◗ The Kentucky Derby Future Wager Pool 1 closed with the field of all others as the 2-1 favorite last weekend with Uncle Mo the lowest individual horse at 7-2. That’s the same odds as the fixed futures (where you lock in your price at the time you bet) at both the Wynn Las Vegas and the Lucky’s sports books. The Wynn has also posted a “Will there be a 2011 Triple Crown winner?” prop with the “no” at -900 (risk $9 for every $1 you want to profit) and the “yes” at +650 (win $6.50 for every $1 wagered). That’s slightly lower than recent years due to Uncle Mo’s perceived dominance.

Nevada in the news

The Academy Awards are Sunday. Nevada regulations, which require results to be determined on the playing field and not by voting (with boxing being the notable exception to the rule) have long prohibited wagers on awards ceremonies, TV shows (which were officially outlawed after the “Who Shot J.R.?” fiasco of 1980), elections, etc. But that’s going to change soon. Last month, the Gaming Control Board loosened its regs to allow such betting, but only if the books can show that it can be monitored properly. It was too soon to get the Oscars approved by the GCB, but look for more movement on this in the months ahead.

◗ This past Tuesday, Sen. Harry Reid (D-Nev.) called for the state to outlaw brothels at a joint session of the Nevada Legislature in Carson City. “Nevada needs to be known as the first place for innovation and investment, not as the last place where prostitution is still legal,” he said. That was a good line, but it was mostly met by silence from the legislature. Nevada only allows brothels in counties with populations of less than 400,000 – which makes it illegal in Las Vegas proper, as well as Reno.

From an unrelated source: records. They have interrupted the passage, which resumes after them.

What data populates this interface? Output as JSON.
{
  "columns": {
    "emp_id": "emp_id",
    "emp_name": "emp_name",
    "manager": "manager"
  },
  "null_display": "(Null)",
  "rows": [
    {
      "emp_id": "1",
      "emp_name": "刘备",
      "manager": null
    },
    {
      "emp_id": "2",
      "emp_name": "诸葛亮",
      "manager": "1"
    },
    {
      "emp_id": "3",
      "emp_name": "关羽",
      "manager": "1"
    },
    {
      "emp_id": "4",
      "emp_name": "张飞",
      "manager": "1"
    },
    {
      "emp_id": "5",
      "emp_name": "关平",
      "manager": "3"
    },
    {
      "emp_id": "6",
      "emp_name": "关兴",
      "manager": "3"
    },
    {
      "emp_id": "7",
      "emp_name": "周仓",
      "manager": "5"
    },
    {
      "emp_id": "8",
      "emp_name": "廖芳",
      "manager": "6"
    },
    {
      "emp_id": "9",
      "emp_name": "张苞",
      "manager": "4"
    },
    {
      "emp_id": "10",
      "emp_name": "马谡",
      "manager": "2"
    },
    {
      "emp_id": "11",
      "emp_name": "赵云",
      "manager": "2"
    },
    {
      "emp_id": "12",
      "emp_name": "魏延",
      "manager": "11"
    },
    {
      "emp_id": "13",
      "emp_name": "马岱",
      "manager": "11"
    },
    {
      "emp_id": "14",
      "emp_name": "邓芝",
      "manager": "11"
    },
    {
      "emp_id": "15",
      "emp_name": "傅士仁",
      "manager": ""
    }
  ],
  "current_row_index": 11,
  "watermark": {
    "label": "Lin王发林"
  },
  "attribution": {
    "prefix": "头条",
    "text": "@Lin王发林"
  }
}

◗ “The Real World,” the MTV reality show that helped put the Palms on the map nearly 10 years ago, has returned to Las Vegas, this time at the Hard Rock. Shows will begin airing Wednesday, March 9.